Britain First Banned From Facebook

The removal of the Britain First pages comes as Facebook and other internet firms like Twitter and Google are under growing pressure to police their networks, refereeing content to prevent extremist groups spreading their messages and recruiting online.

In a statement on Wednesday, Facebook said the group had been kicked off the platform because over content which incited "animosity and hatred against minority groups". In 2016, after Facebook CEO Mark Zuckerberg chose to allow anti-Muslim comments posted by Trump to remain on the platform, the company said content that violates its standards but is otherwise "newsworthy, significant or important to the public interest" will not be removed.

But in its post, Facebook made it clear that there was a fine line between expressing controversial political views and expressing hate.

With only a few thousand members and repeated failures to elect government candidates, Britain First has no direct political influence in the UK. Because they don't understand that Facebook is a private company capable of setting its own rules about what is and isn't acceptable.

A post on the seemingly new page says "The next form of fascism will come from the left wing liberal's against freedom of speech".

Facebook (FB.O) banned on Wednesday far-right group Britain First from its platform and deleted the pages its leader Paul Golding and deputy leader Jayda Fransen for violating rules created to stop the incitement of hatred.

In a statement released Wednesday announcing its decision, Facebook said the three pages had "repeatedly posted content created to incite animosity and hatred against minority groups".

More news: Google Assistant just got a lot better at controlling your smart home
More news: Major Monster Hunter World Update Comes Out March 22, Get Ready!
More news: Turkey said about the environment Afrin

The group's main Facebook page had more than 2 million likes, and videos it shared on Twitter were notably retweeted by US President Donald Trump last November.
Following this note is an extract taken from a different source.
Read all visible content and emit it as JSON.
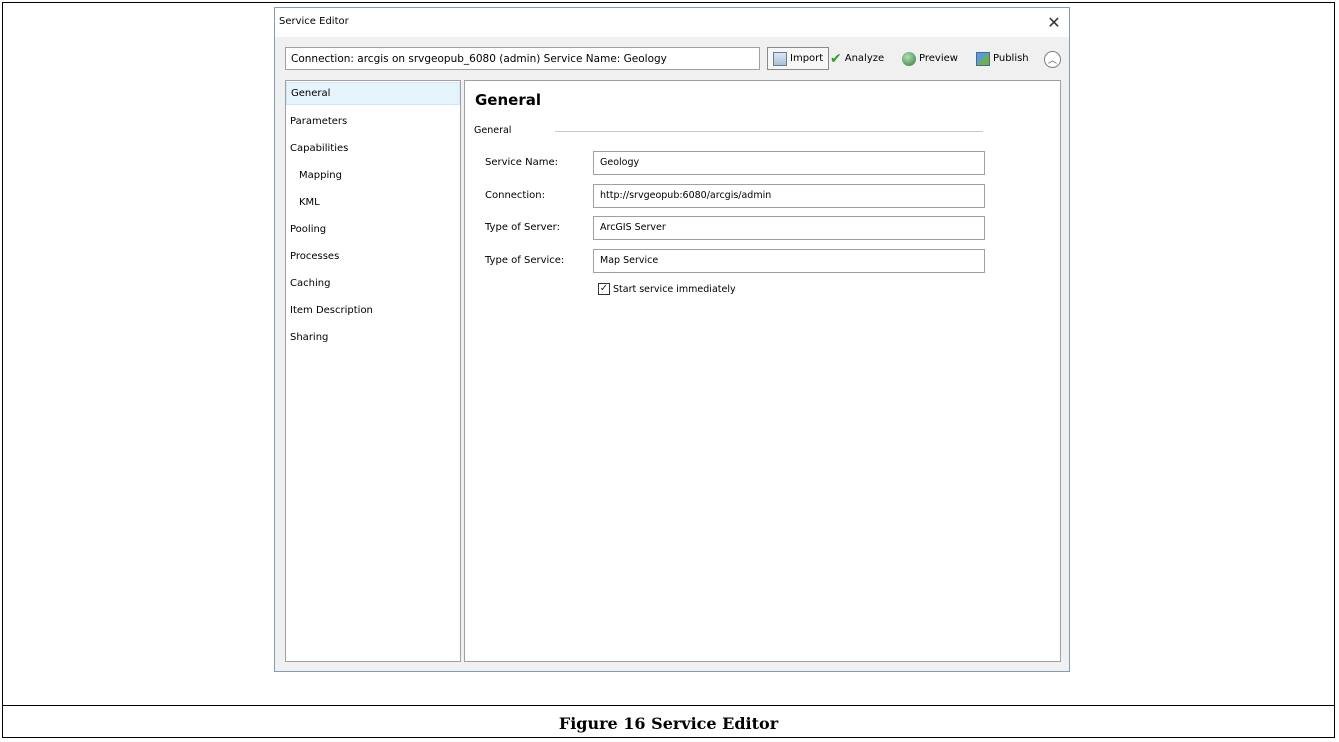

The official, serious one is now gone, and it won't be coming back.

ReutersPaul Golding, the leader of Britain First, speaks at a rally held in central London, April 1, 2017.

The organization is notorious for posting inflammatory racist content on its own Facebook page, and on the Pages of leaders Paul Golding and Jayda Fransen.

The pair were both imprisoned last week in the United Kingdom for hate crimes, accused of "religiously-aggravated harassment".

Facebook said it recently gave the page admins a written final warning, but added "they have continued to post content that violates our community standards".

Britain First had almost twice as many Facebook likes as the United Kingdom's mainstream Labour Party, which has only one million followers.

London Mayor Sadiq Khan described Britain First on Twitter on Wednesday as a "vile and hate-fuelled group whose sole goal is to sow division".

Related Articles